◆ DESCRIPTION OF THE TASK
The records below are to be written out exactly, with every picture omitted.
*** Opening of SUPPLIED MATERIAL ***
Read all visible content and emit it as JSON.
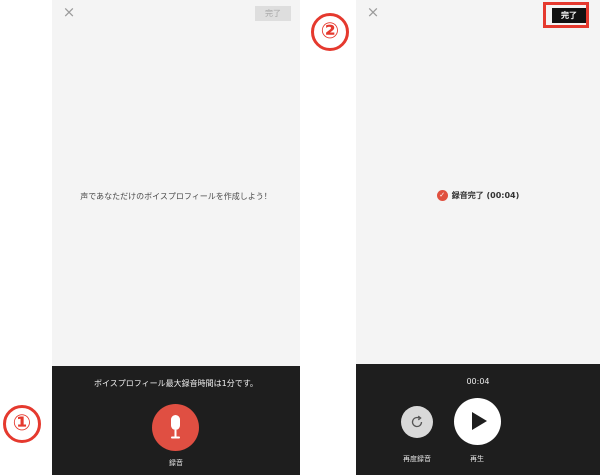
{
  "panel1": {
    "close_icon": "×",
    "done_label": "完了",
    "prompt": "声であなただけのボイスプロフィールを作成しよう！",
    "note": "ボイスプロフィール最大録音時間は1分です。",
    "record_label": "録音"
  },
  "panel2": {
    "close_icon": "×",
    "done_label": "完了",
    "status_text": "録音完了 (00:04)",
    "timer": "00:04",
    "rerecord_label": "再度録音",
    "play_label": "再生"
  },
  "markers": {
    "step1": "①",
    "step2": "②"
  },
  "colors": {
    "accent_red": "#e04f42",
    "highlight_red": "#e5392e",
    "bottom_bar": "#1e1e1e"
  }
}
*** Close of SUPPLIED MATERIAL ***
◆ YOUR RESPONSE
Read all visible content and emit it as JSON.
{
  "panel1": {
    "close_icon": "×",
    "done_label": "完了",
    "prompt": "声であなただけのボイスプロフィールを作成しよう！",
    "note": "ボイスプロフィール最大録音時間は1分です。",
    "record_label": "録音"
  },
  "panel2": {
    "close_icon": "×",
    "done_label": "完了",
    "status_text": "録音完了 (00:04)",
    "timer": "00:04",
    "rerecord_label": "再度録音",
    "play_label": "再生"
  },
  "markers": {
    "step1": "①",
    "step2": "②"
  },
  "colors": {
    "accent_red": "#e04f42",
    "highlight_red": "#e5392e",
    "bottom_bar": "#1e1e1e"
  }
}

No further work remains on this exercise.